The recent tremors, most of which were unnoticed by residents, are reportedly due to local fault line activity and not volcanic grumblings. Still, INETER is not ruling out that the seismic uptick was triggered by the 7.6-magnitute quake in Nicoya, Costa Rica.
In a press conference, INETER director Javier Mejía and other government officials urged residents in Managua and Ciudad Sandino to pay close attention to the government’s reports and recommendations in the hours to come.
“The (green alert) puts on alert the National System of Disaster Mitigation and Response (SINAPRED) in Managua and all its municipalities to prepare for a possible large-scale earthquake in any one of the municipalities or departments of Managua,” said Guillermo González, executive secretary of SINAPRED. “This measure is strictly preventive, but we are starting all the preparations that are needed to respond to a big earthquake.”
González said Nicaraguan families should remain calm and trust that their government is ready for anything.
He said families living in Managua need to identify safe places in their homes in the event of a quake and should remove heavy items from the walls or bookcases to safe-proof their homes from falling objects. González also recommends that families prepare a first aid kit to respond to minor injuries and to keep a flashlight on hand in case a quake occurs at night.
The government also recommends that people keep their personal documents and identification on them.
Fidel Moreno, the Sandinistas’ top political operative in Managua, said municipal agents will be visiting some 400 families that are still living in the ruins of the last earthquake that leveled the capital to try to convince them to move into temporary shelters.

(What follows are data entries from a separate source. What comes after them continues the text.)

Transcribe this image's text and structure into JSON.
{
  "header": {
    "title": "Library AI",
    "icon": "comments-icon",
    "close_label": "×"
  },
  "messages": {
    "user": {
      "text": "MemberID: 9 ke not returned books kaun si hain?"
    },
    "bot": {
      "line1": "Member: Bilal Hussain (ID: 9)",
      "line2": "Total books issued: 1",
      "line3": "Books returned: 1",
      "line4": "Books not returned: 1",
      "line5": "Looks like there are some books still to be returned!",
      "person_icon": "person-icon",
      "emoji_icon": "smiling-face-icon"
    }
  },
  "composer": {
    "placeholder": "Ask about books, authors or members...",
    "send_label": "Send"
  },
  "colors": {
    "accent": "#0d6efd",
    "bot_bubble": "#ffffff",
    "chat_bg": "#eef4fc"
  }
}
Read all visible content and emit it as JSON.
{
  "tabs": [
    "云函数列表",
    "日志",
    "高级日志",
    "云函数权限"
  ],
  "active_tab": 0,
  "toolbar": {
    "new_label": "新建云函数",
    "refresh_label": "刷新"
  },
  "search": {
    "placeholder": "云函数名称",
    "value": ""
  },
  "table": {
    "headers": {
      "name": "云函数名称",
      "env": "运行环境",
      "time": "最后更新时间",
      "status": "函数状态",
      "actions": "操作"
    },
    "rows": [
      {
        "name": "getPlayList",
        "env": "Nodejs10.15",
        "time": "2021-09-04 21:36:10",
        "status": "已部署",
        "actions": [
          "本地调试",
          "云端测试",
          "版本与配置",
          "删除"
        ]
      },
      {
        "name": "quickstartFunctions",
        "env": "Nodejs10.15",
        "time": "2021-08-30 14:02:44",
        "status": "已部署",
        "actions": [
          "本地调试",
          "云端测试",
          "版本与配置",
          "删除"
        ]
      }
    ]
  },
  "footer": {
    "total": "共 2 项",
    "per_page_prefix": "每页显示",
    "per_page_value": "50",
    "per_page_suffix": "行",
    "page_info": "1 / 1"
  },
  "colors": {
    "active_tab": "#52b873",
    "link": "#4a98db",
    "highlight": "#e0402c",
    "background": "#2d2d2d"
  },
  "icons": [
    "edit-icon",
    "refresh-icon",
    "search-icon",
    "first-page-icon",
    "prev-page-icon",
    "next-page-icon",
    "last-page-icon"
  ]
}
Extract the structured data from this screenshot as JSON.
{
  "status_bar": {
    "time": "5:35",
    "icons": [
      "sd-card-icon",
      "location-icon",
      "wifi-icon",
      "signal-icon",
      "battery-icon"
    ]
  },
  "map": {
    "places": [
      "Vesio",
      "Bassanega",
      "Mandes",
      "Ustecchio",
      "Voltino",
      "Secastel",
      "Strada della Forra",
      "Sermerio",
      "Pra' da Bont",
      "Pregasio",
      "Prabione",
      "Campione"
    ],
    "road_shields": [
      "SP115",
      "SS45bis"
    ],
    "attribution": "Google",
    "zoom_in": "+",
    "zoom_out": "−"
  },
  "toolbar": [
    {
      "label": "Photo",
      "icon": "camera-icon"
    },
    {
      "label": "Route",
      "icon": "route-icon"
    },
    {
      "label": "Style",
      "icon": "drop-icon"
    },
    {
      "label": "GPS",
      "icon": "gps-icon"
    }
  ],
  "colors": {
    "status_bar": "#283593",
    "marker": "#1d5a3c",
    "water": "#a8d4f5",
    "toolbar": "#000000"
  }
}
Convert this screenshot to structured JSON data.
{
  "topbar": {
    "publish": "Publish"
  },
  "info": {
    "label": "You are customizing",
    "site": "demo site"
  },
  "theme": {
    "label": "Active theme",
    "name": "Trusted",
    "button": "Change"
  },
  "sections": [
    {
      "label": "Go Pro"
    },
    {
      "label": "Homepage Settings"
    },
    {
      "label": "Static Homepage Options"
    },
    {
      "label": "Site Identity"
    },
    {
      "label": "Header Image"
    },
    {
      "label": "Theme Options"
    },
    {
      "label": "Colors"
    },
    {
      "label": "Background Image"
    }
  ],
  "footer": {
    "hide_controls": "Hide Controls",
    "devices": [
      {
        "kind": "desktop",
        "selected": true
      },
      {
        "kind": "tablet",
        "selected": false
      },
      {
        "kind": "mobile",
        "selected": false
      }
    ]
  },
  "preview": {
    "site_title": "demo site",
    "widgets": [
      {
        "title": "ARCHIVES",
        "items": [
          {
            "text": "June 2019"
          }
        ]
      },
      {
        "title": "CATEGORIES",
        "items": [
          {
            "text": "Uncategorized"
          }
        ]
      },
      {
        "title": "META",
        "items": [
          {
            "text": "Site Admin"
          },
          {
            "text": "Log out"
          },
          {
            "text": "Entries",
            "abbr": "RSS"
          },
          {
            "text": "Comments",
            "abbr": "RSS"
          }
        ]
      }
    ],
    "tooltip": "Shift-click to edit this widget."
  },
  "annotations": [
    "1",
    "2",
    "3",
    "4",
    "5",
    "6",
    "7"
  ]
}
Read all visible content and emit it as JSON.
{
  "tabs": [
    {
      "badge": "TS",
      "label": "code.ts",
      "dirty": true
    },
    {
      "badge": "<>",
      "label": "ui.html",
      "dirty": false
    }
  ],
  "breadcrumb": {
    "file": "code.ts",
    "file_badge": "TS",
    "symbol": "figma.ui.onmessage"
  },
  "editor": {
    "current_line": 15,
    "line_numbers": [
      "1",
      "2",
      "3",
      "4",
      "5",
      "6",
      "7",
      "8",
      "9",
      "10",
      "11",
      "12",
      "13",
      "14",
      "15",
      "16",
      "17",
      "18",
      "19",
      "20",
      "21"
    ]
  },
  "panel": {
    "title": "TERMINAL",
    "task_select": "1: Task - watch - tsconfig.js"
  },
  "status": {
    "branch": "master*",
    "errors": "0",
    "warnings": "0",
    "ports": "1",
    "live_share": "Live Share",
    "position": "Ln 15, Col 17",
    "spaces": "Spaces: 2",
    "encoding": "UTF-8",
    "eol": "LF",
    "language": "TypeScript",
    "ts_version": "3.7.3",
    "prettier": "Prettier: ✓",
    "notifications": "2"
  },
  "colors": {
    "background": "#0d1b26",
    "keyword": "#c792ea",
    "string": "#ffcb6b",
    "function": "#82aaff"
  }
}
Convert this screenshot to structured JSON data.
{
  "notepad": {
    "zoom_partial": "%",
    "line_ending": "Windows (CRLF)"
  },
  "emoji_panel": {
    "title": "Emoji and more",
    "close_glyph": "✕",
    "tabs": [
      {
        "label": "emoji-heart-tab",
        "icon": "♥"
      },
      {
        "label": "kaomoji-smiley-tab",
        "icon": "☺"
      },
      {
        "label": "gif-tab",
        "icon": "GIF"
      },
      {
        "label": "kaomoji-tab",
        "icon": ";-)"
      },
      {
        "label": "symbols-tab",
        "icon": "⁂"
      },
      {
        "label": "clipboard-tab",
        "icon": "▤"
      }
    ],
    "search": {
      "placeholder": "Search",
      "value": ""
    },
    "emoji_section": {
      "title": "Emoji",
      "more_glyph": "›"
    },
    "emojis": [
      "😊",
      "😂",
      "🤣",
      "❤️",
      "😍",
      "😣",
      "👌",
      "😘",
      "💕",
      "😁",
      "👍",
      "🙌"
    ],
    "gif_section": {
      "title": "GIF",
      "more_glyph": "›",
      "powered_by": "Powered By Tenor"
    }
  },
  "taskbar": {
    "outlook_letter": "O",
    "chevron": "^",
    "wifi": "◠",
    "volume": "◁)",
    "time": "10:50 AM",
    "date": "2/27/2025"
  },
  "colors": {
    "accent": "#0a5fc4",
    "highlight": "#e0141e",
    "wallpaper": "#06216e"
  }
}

In April, 2011, the government evacuated some 700 people living four skeletal structures known as “the ruins” and moved the squatters to a newly constructed neighborhood of cement-block homes in Ciudad Sandino. The old buildings were demolished, but other condemned buildings remain in the northern part of the city.
As the government prepares for another possible quake, Sandinista officials say they don’t want to alarm the population but want people to be prepared in the event of disaster.
The 1972 quake that killed Managua
Managua—history suggests—is a city waiting to be destroyed by a major earthquake. It’s a reoccurring event that has already happened three times in the past 127 years.
The 6.3-magnitude earthquake that destroyed Nicaragua’s capital in 1972 leveled all but five of the city’s major buildings, claiming some 10,000 lives and displacing half the city’s population. In a matter of hours, Managua went from being the hippest and liveliest city in Central America to a smoldering ruin.
In total, 541 city blocks in Managua were destroyed or irreparably damaged and had to be bulldozed afterwards.
Not only was the earthquake disastrous, but so too was the relief effort, which served to line dictator Anastasio Somoza’s pockets with millions in swindled aid and set the stage for an impoverished and backwards Nicaragua that was born from the ashes.
The city was previously leveled by earthquakes in 1885 and then again in 1931—meaning a monstrous earthquake occurs every 40 to 45 years or so (don’t do the math, it’s too scary).
The city’s pending expiration date is due to five active fault lines that cross through the city center, making it one of the most seismically active areas of the country. After the ’72 quake there was brief talk about relocating Nicaragua’s capital to Masaya or Carazo.
Unfortunately stubbornness won out over common sense, and the city was rebuilt in the same disaster-prone location, sealing its fate as a shaky place to live.